The man in the deepest ditch on day one of Labor’s national conference was surely the party’s immigration spokesman Richard Marles.
With party feeling still red hot about the plan to allow a Labor government to turn back asylum seeker boats, there were audible groans from a few delegates when leader Bill Shorten said in his conference address that Marles “will deliver immigration policies that are safe and humane”.
Later Marles appeared on a panel at one of the conference’s fringe events. The room was packed. This was hostile territory.
But Marles was blunt. We know that 1200 people had perished at sea, he said, and almost every person familiar with this area believed the figure was far higher.
That human tragedy had now ended and the people smugglers were no longer in business. But if Labor reopened this journey “we will be condemned by history”.
As the number-crunchers continued to work behind the scenes, Marles promised the critics would soon see unveiled “the most generous offering any potential Australian government has made”. Members of the party would be able to “hold their heads high”, he said.
But the questions were critical, and there were mutterings and interjections. For many in Labor, the asylum seeker issue – and especially turnbacks – is highly emotional.
Despite the strong feelings, Shorten and Marles are set for a win on turnbacks when asylum seeker policy is debated on Saturday. The frontbench and the factions were closing behind Shorten over the issue. They could not afford to humiliate him.
Frontbencher Brendan O'Connor, from the left, a former home affairs minister, was on the same wavelength as Marles. “I think if we don’t get right this policy, if we don’t have sufficient deterrents, we’ll see a return to hundreds of people dying at sea. That’s not acceptable,” he said.
Shorten’s push on turnbacks would ensure there is no difference on this front between the ALP and the Coalition at the election.
The emphasis on preventing drownings has a strong echo of the Coalition’s own line at the last election and since.
Shadow Treasurer Chris Bowen, a former immigration minister, said Shorten’s position would be supported on the floor of conference and defended him against critics in the left who complained they felt ambushed by his surprise announcement on Wednesday.
Bowen said that Shorten had openly indicated in advance what approach he would take at the conference – if he had left it until the issue was on the floor, people could have accused him of “not being open and honest in advance of the conference”.
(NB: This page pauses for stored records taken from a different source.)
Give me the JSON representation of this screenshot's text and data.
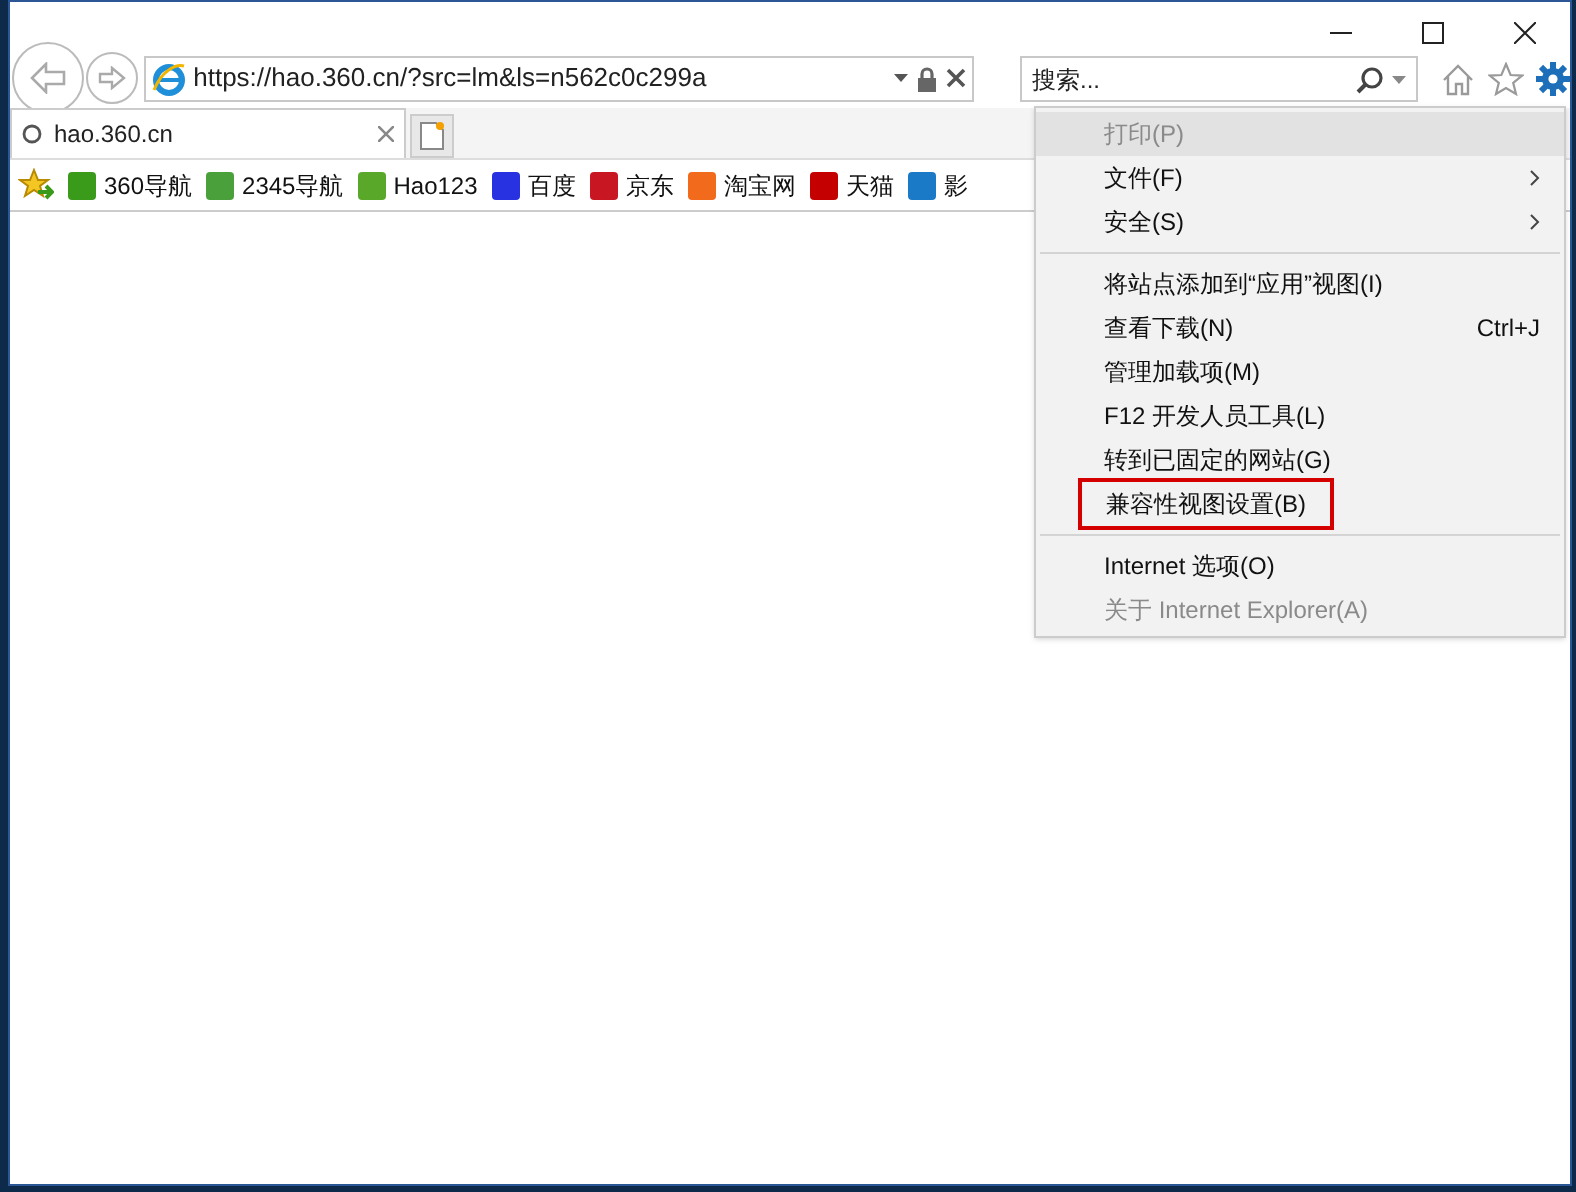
{
  "address_bar": {
    "url": "https://hao.360.cn/?src=lm&ls=n562c0c299a"
  },
  "search": {
    "placeholder": "搜索..."
  },
  "tabs": [
    {
      "label": "hao.360.cn",
      "selected": true
    }
  ],
  "favorites": [
    {
      "label": "360导航",
      "color": "#3a9a1a"
    },
    {
      "label": "2345导航",
      "color": "#4aa03a"
    },
    {
      "label": "Hao123",
      "color": "#5aa82a"
    },
    {
      "label": "百度",
      "color": "#2932e1"
    },
    {
      "label": "京东",
      "color": "#c81623"
    },
    {
      "label": "淘宝网",
      "color": "#f26a1b"
    },
    {
      "label": "天猫",
      "color": "#c40000"
    },
    {
      "label": "影",
      "color": "#1a7ac8"
    }
  ],
  "tools_menu": [
    {
      "kind": "item",
      "label": "打印(P)",
      "disabled": true,
      "highlighted": true,
      "submenu": false,
      "outlined": false
    },
    {
      "kind": "item",
      "label": "文件(F)",
      "disabled": false,
      "highlighted": false,
      "submenu": true,
      "outlined": false
    },
    {
      "kind": "item",
      "label": "安全(S)",
      "disabled": false,
      "highlighted": false,
      "submenu": true,
      "outlined": false
    },
    {
      "kind": "separator"
    },
    {
      "kind": "item",
      "label": "将站点添加到“应用”视图(I)",
      "disabled": false,
      "highlighted": false,
      "submenu": false,
      "outlined": false
    },
    {
      "kind": "item",
      "label": "查看下载(N)",
      "shortcut": "Ctrl+J",
      "disabled": false,
      "highlighted": false,
      "submenu": false,
      "outlined": false
    },
    {
      "kind": "item",
      "label": "管理加载项(M)",
      "disabled": false,
      "highlighted": false,
      "submenu": false,
      "outlined": false
    },
    {
      "kind": "item",
      "label": "F12 开发人员工具(L)",
      "disabled": false,
      "highlighted": false,
      "submenu": false,
      "outlined": false
    },
    {
      "kind": "item",
      "label": "转到已固定的网站(G)",
      "disabled": false,
      "highlighted": false,
      "submenu": false,
      "outlined": false
    },
    {
      "kind": "item",
      "label": "兼容性视图设置(B)",
      "disabled": false,
      "highlighted": false,
      "submenu": false,
      "outlined": true
    },
    {
      "kind": "separator"
    },
    {
      "kind": "item",
      "label": "Internet 选项(O)",
      "disabled": false,
      "highlighted": false,
      "submenu": false,
      "outlined": false
    },
    {
      "kind": "item",
      "label": "关于 Internet Explorer(A)",
      "disabled": true,
      "highlighted": false,
      "submenu": false,
      "outlined": false
    }
  ]
}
Bowen also said Shorten had consulted appropriately with senior colleagues, including him, on the policy initiative.
In his address, Shorten chose to bypass turnbacks, concentrating on issues more congenial to the rank and file.
Shorten’s pitch on climate – the 50% renewables target, the plan for an emissions trading scheme, and a challenge to Tony Abbott to make the next election a contest about climate policy – went down a treat with delegates.
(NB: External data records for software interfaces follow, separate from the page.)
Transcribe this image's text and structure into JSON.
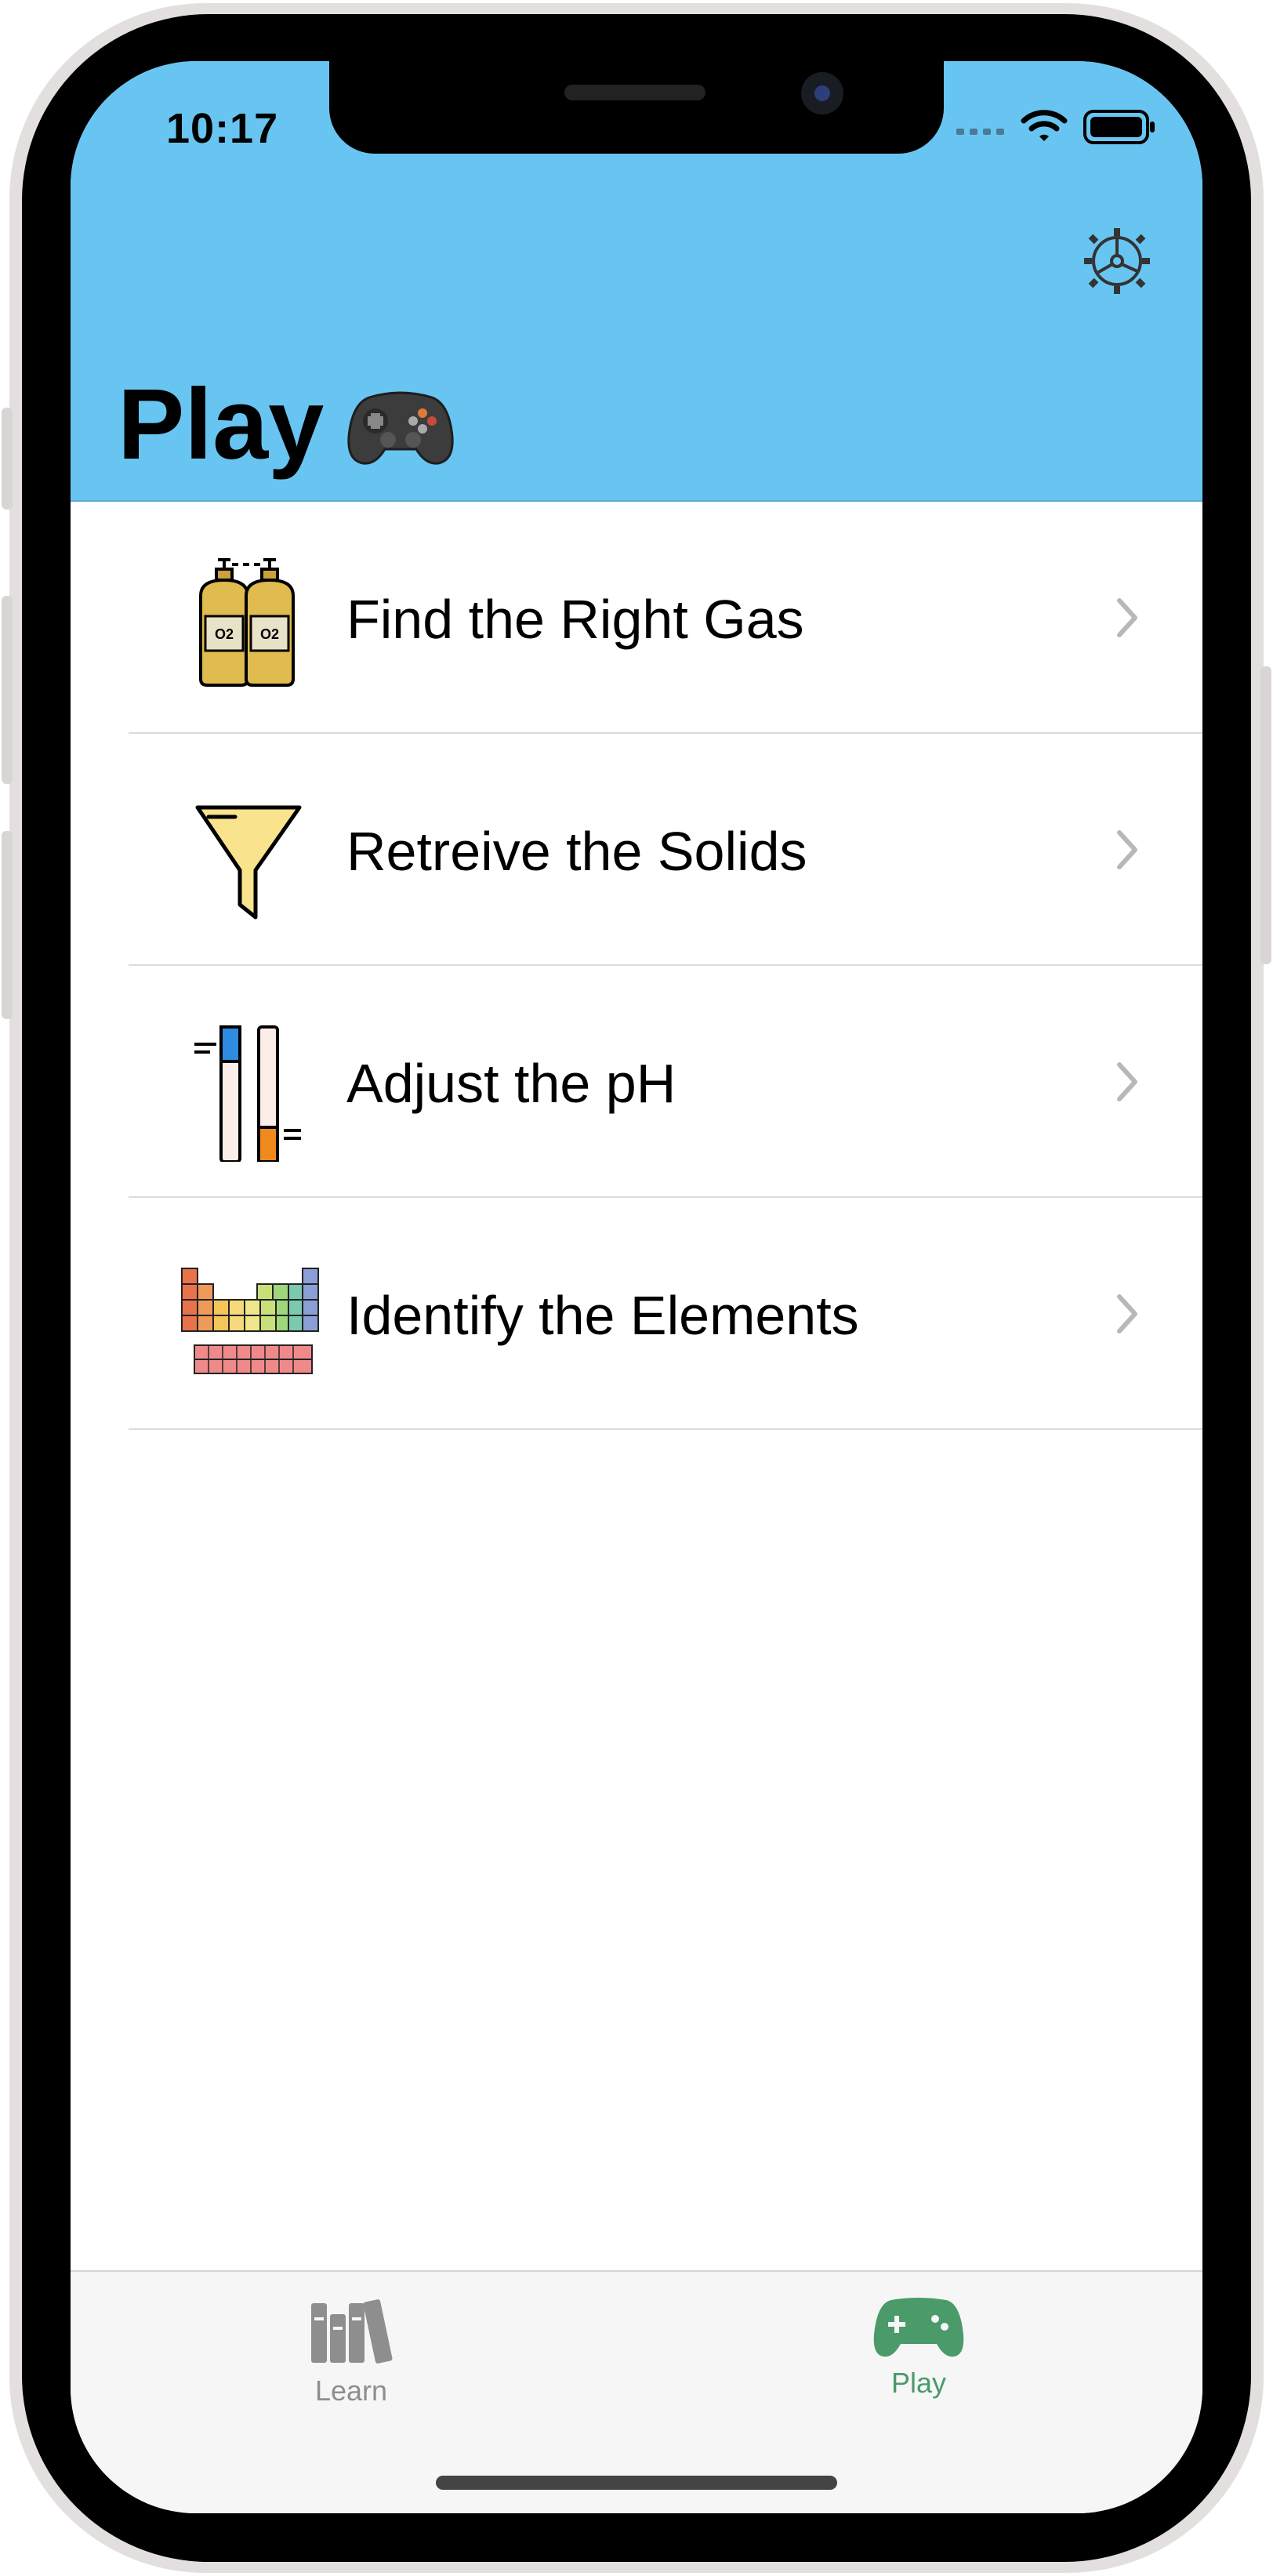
{
  "status_bar": {
    "time": "10:17"
  },
  "header": {
    "title": "Play",
    "title_emoji": "🎮"
  },
  "colors": {
    "header_bg": "#68c5f2",
    "tab_active": "#4a9a6a",
    "tab_inactive": "#8e8e8e"
  },
  "list": {
    "items": [
      {
        "label": "Find the Right Gas",
        "icon": "oxygen-tanks-icon"
      },
      {
        "label": "Retreive the Solids",
        "icon": "funnel-icon"
      },
      {
        "label": "Adjust the pH",
        "icon": "ph-tubes-icon"
      },
      {
        "label": "Identify the Elements",
        "icon": "periodic-table-icon"
      }
    ]
  },
  "tabbar": {
    "tabs": [
      {
        "label": "Learn",
        "icon": "books-icon",
        "active": false
      },
      {
        "label": "Play",
        "icon": "gamepad-icon",
        "active": true
      }
    ]
  }
}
The speech contained no new policy announcements – the renewables target had been flagged earlier in the week. Nor was it particularly inspirational. But it did the job for the delegates on the day.
Notably, despite Shorten being under attack over aspects of his union career and Labor being criticised for being too close to the unions, he went out of his way early on to pay tribute to them.
“No group of people in all Australian history has done more to guarantee safety, to build national wealth, to lift the living standards of ordinary people, than our unions. Ten thousand royal commissions won’t change this,” Shorten said.
In his speech Shorten made a particular pitch to women saying: “Our goal should be nothing less than the equal participation of women in work, equal pay for women at work, and an equal voice for women across our parliament.”
For women in the party, Shorten called on the conference to “declare, by 2025, 50% of Labor’s representatives will be women”. A worthy aspiration, no doubt, only remember that Labor has had targets before. When push comes to shove, other considerations – especially factional ones – have overridden lofty sentiments about gender representation.
As he looks to the conference’s second day, with its consideration of asylum seeker policy, Shorten can be feeling easier. But even when he gets his win, turnbacks will continue to be a divisive issue in the rank and file.
Opening the way for a Labor government to return boats should help Shorten in his competition for votes with the Liberals. But the danger for him will be that he loses votes on the left to the Greens, which will be the one party opposing the practice.
Authors: The Conversation